Work to be completed:
Read through the data and report every line in which the word "Chaudhary" occurs.

START Recorded information

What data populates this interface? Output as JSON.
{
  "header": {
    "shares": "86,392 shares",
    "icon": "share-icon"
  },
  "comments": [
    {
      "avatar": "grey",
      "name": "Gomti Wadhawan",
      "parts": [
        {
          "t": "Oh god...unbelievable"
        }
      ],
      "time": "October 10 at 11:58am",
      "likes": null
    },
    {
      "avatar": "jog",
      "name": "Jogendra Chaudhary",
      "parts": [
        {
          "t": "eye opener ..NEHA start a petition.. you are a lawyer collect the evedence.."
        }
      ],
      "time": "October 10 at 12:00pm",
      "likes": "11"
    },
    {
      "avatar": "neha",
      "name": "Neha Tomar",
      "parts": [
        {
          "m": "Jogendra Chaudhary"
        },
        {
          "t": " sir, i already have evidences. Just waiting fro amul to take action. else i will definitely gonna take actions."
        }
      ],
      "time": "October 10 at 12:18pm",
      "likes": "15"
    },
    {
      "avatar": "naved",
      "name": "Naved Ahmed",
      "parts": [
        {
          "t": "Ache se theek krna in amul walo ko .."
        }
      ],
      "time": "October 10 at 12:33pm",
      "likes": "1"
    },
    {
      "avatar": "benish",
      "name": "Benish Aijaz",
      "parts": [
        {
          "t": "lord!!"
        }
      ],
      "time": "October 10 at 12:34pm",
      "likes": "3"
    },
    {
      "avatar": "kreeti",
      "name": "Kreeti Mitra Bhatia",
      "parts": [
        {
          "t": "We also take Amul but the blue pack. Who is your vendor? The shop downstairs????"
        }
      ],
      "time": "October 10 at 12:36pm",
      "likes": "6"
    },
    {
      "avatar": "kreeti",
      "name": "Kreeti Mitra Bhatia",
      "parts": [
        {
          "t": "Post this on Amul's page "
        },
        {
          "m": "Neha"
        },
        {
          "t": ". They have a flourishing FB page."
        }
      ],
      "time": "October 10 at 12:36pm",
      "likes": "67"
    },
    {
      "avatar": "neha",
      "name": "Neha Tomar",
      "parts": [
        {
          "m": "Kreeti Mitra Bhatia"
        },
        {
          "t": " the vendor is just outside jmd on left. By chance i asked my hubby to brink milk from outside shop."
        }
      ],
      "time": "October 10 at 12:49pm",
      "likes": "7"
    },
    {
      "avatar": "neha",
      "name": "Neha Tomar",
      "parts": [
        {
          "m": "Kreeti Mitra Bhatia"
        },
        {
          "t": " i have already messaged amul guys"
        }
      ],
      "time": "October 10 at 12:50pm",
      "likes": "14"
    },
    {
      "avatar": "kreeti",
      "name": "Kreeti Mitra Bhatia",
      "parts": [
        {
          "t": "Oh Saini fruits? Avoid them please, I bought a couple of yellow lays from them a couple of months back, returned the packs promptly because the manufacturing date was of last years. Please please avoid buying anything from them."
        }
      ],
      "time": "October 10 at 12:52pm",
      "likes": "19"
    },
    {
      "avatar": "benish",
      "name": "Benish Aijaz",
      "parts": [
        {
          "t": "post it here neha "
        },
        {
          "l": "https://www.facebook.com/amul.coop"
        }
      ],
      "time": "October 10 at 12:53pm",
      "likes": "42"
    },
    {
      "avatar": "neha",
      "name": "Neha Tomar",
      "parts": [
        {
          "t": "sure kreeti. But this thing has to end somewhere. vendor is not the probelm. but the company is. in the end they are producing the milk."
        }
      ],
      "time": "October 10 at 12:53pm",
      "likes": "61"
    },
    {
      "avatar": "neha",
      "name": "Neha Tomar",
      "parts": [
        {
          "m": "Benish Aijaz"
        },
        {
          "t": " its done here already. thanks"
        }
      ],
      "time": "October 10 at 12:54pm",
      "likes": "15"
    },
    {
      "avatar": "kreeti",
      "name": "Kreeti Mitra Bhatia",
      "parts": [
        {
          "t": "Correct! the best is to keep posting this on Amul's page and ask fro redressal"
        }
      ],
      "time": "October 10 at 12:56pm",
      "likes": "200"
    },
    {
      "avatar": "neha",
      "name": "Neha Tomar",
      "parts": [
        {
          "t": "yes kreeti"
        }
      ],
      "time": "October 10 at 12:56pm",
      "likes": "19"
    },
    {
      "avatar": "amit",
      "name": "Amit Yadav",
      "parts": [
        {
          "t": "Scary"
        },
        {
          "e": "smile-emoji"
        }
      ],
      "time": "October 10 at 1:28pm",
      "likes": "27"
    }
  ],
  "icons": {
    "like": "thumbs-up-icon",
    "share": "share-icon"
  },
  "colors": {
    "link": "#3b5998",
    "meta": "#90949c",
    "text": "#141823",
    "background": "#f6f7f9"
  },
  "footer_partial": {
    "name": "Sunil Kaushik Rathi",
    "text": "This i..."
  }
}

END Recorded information

Output:
      "name": "Jogendra Chaudhary",
          "m": "Jogendra Chaudhary"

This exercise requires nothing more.